Virgin Atlantic chief Richard Branson has lashed at the UK government’s handling of the ash crisis, saying it should pay compensation to airlines as there had been “no danger at all to flying”.
“This was very much a government decision to ground the planes and we would suggest that the government should compensate the industry,” Branson said in London.
The Internatinoal Air Transport Association (IATA) said the industry had lost at least $1.7 billion due to the closure of airspace across northern Europe.
Branson added: “Behind the scenes, our engineers and all the experts were telling us that there was no danger at all to flying and that the danger would have been if we had flown close to Iceland through the volcano.”
He explained that airlines could quite have safely flown through “plenty of corridors” and said: “I think the government has accepted that there was overreaction.
“A blanket ban of the whole of Europe was not the right decision.”
Virgin Atlantic said it is receiving “many calls” from passengers offering to give up their seats for passengers who have been stranded by the volcanic ash.
It added that this will be possible without penalty for some flights subject to certain conditions.

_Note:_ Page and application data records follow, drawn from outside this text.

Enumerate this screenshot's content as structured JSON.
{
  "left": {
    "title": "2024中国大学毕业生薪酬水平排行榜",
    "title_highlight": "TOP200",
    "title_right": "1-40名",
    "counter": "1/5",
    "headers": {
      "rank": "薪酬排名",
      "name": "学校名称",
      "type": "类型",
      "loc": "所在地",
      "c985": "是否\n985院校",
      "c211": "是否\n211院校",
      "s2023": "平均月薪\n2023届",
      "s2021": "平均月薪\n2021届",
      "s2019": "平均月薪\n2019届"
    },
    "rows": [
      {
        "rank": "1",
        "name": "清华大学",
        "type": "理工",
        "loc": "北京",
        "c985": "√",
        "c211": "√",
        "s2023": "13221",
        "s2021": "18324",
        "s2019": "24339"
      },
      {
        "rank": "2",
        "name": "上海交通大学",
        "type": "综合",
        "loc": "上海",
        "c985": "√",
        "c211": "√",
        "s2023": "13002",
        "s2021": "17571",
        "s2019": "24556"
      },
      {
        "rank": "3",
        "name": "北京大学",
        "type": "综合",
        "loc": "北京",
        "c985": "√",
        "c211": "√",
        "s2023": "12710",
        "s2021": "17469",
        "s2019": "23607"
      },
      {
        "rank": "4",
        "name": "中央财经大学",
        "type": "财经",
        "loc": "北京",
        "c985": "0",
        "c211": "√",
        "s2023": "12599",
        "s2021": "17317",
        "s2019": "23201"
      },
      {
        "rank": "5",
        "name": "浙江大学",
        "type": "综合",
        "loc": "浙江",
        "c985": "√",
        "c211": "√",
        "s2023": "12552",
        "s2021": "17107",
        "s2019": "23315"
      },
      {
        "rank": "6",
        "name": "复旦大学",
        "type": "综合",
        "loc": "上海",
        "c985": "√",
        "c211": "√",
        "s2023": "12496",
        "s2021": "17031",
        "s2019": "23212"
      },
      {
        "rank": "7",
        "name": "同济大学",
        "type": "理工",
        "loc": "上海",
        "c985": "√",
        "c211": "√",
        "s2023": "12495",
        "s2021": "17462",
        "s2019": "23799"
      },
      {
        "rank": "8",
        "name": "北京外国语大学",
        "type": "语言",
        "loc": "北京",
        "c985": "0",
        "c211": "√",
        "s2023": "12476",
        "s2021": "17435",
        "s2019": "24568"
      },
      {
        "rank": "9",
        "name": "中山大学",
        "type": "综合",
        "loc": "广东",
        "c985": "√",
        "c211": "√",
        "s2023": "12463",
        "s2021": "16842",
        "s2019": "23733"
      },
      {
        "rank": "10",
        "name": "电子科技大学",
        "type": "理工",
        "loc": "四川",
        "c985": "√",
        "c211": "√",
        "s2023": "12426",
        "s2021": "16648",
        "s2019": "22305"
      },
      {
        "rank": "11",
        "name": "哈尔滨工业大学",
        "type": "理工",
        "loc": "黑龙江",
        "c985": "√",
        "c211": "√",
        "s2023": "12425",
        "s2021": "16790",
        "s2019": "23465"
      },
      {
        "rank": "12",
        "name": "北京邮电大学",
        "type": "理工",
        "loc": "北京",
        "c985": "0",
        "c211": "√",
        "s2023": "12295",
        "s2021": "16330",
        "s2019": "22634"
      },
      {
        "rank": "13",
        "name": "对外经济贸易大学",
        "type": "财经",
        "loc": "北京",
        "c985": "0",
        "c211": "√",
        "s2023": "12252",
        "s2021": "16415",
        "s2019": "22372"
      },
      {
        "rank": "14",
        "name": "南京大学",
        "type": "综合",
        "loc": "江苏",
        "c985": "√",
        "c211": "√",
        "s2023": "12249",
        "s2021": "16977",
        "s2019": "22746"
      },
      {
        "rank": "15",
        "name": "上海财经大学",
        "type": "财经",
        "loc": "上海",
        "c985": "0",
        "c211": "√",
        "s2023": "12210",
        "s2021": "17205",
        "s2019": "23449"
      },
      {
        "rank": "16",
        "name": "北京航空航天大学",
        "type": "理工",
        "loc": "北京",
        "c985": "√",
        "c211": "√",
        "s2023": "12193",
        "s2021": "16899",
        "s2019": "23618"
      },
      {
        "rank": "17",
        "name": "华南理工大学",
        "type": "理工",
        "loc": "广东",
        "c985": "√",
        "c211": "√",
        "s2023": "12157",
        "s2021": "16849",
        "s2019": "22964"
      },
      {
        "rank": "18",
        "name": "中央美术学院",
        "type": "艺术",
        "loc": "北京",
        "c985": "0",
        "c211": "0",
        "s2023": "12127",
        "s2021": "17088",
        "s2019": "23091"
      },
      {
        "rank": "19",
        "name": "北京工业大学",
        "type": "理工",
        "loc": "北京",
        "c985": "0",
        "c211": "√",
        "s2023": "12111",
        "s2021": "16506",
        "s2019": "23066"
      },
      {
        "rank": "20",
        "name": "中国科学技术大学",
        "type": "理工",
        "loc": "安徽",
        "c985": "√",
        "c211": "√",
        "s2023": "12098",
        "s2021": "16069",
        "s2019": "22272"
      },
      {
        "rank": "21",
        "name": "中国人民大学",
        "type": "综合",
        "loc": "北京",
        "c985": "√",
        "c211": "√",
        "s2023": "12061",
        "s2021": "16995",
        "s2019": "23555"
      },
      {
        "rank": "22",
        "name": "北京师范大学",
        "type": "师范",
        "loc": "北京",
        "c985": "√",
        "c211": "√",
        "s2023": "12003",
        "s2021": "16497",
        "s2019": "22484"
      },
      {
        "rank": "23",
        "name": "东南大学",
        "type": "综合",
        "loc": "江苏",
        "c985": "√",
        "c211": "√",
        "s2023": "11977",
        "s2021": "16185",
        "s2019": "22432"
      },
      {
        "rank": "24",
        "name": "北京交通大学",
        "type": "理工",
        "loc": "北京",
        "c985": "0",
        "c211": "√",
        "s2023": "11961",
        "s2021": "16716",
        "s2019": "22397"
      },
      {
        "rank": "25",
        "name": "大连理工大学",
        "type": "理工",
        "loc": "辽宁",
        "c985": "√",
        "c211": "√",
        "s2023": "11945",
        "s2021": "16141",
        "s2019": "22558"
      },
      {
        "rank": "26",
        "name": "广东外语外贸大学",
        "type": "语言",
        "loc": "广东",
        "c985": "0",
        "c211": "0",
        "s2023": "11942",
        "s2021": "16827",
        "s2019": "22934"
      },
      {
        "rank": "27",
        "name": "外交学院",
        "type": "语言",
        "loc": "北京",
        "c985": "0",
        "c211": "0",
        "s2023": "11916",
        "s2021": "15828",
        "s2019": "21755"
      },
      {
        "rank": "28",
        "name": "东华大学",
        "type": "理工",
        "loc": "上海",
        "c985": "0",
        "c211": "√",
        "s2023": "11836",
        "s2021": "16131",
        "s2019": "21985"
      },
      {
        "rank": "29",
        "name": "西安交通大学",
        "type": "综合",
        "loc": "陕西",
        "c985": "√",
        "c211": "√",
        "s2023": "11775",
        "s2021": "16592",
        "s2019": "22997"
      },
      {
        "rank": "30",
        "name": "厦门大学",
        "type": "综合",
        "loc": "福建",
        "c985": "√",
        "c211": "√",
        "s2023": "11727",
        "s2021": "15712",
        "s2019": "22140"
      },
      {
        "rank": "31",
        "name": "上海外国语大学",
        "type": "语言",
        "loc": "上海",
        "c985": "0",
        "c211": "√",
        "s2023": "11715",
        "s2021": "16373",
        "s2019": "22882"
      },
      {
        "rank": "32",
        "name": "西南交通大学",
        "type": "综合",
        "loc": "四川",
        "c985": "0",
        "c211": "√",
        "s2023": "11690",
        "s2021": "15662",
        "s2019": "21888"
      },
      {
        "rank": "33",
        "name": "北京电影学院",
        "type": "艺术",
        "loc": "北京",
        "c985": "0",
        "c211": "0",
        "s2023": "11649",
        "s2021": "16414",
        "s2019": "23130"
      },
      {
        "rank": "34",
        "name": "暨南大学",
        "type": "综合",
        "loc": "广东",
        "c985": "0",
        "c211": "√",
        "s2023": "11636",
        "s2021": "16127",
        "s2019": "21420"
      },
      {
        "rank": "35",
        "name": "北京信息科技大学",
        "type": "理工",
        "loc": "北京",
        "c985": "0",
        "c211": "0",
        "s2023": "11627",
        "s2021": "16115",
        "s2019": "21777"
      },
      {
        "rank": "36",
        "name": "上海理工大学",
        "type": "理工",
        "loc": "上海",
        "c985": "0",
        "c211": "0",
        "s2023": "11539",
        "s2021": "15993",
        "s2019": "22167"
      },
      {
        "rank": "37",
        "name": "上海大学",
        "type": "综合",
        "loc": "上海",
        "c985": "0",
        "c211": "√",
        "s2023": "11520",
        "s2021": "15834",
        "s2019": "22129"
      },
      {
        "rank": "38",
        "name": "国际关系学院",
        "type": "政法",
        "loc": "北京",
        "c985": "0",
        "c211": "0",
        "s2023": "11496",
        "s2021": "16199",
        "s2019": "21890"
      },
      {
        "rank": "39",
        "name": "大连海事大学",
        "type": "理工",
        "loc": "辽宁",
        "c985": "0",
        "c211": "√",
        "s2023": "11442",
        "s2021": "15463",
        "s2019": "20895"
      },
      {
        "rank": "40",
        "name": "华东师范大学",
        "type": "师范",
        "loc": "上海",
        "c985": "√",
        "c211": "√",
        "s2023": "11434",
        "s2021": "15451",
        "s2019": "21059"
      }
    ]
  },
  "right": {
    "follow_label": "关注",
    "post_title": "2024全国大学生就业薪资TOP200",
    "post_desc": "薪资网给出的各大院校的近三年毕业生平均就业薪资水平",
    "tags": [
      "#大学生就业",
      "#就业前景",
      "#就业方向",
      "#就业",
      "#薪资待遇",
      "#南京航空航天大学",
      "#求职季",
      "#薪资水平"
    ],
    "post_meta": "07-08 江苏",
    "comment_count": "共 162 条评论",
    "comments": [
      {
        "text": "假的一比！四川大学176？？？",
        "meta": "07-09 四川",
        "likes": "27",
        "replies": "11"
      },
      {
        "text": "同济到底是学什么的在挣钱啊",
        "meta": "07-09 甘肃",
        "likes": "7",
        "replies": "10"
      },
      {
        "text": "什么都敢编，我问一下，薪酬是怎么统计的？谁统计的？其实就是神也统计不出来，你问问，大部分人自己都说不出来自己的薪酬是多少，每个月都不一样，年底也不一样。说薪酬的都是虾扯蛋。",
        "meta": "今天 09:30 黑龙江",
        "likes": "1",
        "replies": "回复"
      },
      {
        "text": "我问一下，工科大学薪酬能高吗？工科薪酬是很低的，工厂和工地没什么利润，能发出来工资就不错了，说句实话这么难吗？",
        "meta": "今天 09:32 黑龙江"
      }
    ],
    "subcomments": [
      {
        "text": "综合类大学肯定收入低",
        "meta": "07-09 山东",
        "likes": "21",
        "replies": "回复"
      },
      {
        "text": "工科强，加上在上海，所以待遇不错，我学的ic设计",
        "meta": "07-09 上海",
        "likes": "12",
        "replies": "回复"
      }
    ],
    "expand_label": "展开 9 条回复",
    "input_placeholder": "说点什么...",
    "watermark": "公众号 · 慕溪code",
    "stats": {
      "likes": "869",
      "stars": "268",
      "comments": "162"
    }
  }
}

Meanwhile, British Airways is asking customers with long haul bookings up to May 2 to consider giving up their seats to help stranded passengers get home.